The following Witnesses were examined, viz. , , , , , and .
sworn.
Said that the defendant now in court is his brother, and that his name is not Joseph Smith Junior, but his name is Joseph Smith Senior, and has been for more than two years past.
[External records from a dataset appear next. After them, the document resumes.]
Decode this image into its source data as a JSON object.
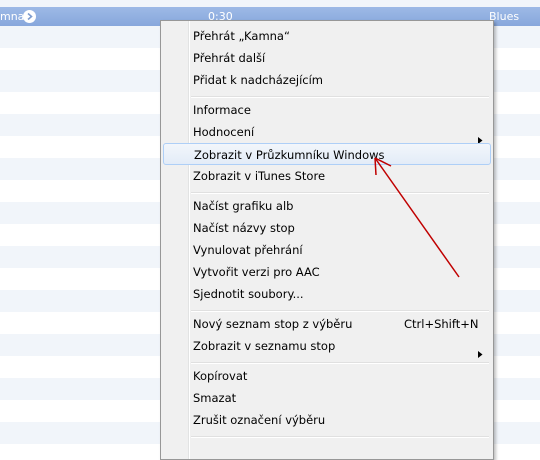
{
  "track_list": {
    "selected_row": {
      "name_fragment": "mna",
      "time": "0:30",
      "genre": "Blues"
    }
  },
  "context_menu": {
    "items": [
      {
        "label": "Přehrát „Kamna“"
      },
      {
        "label": "Přehrát další"
      },
      {
        "label": "Přidat k nadcházejícím"
      },
      {
        "label": "Informace"
      },
      {
        "label": "Hodnocení",
        "submenu": true
      },
      {
        "label": "Zobrazit v Průzkumníku Windows",
        "highlighted": true
      },
      {
        "label": "Zobrazit v iTunes Store"
      },
      {
        "label": "Načíst grafiku alb"
      },
      {
        "label": "Načíst názvy stop"
      },
      {
        "label": "Vynulovat přehrání"
      },
      {
        "label": "Vytvořit verzi pro AAC"
      },
      {
        "label": "Sjednotit soubory..."
      },
      {
        "label": "Nový seznam stop z výběru",
        "shortcut": "Ctrl+Shift+N"
      },
      {
        "label": "Zobrazit v seznamu stop",
        "submenu": true
      },
      {
        "label": "Kopírovat"
      },
      {
        "label": "Smazat"
      },
      {
        "label": "Zrušit označení výběru"
      }
    ]
  },
  "colors": {
    "selection_row": "#87a7dc",
    "menu_background": "#f0f0f0",
    "menu_highlight_border": "#aecff7",
    "annotation_arrow": "#c00000"
  },
  "icons": {
    "row_arrow": "circled-right-arrow-icon",
    "submenu": "triangle-right-icon"
  }
}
I have been acquainted with him ever since he was born, which was thirty-seven years in December last, and I have not been absent from him at any one time, not even the space of six months since his birth, to my recollection, and have been intimately acquainted with all his sayings, doings, business transactions and movements, as much as any one man could be acquainted with another man’s business up to the present time, and do know that he has not committed treason against any state in the Union, by any overt act, or by levying war, or by aiding, abetting, or assisting an enemy in any State in the Union, and that the said Joseph Smith Senior has not committed treason in the State of , nor violated any law or rule of said , I being personally acquainted with the transactions and doings of said Smith whilst he resided in said which was for about six months in the year 1838; I being also a resident in said during the same period of time, and I do know that said Joseph Smith Senior never was subject to Military duty in any State, neither was he in the State of , he being exempt by the amputation or extraction of a bone from his leg, and by having a license to preach the Gospel or being in other words a Minister of the Gospel, and I do know that said Smith never bore arms as a military man, in any capacity whatever, whilst in the State of , or previous to that time; neither has he given any orders or assumed any command in any capacity whatever; but I do know that whilst he was in the State of , that the people commonly called Mormons, were threatened with violence and extermination, and on or about the first [HC 3:404] Monday in August 1838, at the election in , the county seat in ; the citizens who were commonly called Mormons were forbidden to exercise the rights of franchise, and from that unhallowed circumstance an affray commenced, and a fight ensued among the citizens of that place, and from that time a mob commenced gathering in that county threatening the extermination of the Mormons; the said Smith and myself upon hearing that mobs were collecting together, and that they had also murdered two of the citizens of the same place, and would not suffer them to be buried; the said Smith and myself went over to to learn the particulars of the affray, but upon our arrival at , we learned that none were killed but several were wounded— we tarried all night at Col. ’s, the next morning the weather being very warm and having been very dry for some time previously, the Springs and wells in that region were dried up; on mounting our horses to return, we rode up to ’s, who was then an acting Justice of the Peace, to obtain some water for ourselves and horses; some few of the citizens accompanied us there, and after obtaining water, was asked by said Joseph Smith Senior [p. 1603]
Page 1603